> Exercise requirements:
For every line in the records that has the word "Evaluación", make a copy.

> Interface dataset entries:
□ □ □ □ □ □ □

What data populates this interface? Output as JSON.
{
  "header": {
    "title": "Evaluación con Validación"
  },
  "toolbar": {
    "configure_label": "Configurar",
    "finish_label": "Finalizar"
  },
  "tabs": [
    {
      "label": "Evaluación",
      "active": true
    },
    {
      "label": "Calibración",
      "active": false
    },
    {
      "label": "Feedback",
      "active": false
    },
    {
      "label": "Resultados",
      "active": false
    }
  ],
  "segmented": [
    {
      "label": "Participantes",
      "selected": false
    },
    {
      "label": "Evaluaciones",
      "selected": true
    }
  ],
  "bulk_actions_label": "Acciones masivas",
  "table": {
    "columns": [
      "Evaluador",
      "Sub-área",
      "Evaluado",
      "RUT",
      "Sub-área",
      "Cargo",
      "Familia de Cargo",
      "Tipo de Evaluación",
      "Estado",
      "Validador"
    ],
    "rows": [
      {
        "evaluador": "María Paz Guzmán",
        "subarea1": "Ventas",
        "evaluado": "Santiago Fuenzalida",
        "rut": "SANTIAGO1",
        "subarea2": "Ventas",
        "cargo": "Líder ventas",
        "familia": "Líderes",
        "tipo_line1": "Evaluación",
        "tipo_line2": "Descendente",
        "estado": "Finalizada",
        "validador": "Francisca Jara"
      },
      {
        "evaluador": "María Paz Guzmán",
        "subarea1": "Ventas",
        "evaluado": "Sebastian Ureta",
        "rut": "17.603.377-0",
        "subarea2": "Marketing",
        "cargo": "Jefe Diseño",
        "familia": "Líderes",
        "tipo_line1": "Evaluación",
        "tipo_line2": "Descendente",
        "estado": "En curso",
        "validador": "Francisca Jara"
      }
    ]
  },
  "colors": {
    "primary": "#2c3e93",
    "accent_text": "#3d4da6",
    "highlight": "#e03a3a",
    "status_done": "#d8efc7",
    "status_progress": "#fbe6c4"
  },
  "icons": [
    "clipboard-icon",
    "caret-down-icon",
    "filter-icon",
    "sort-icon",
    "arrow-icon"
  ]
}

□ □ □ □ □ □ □

> Answer to this task:
    "title": "Evaluación con Validación"
      "label": "Evaluación",
      "Tipo de Evaluación",
        "tipo_line1": "Evaluación",
        "tipo_line1": "Evaluación",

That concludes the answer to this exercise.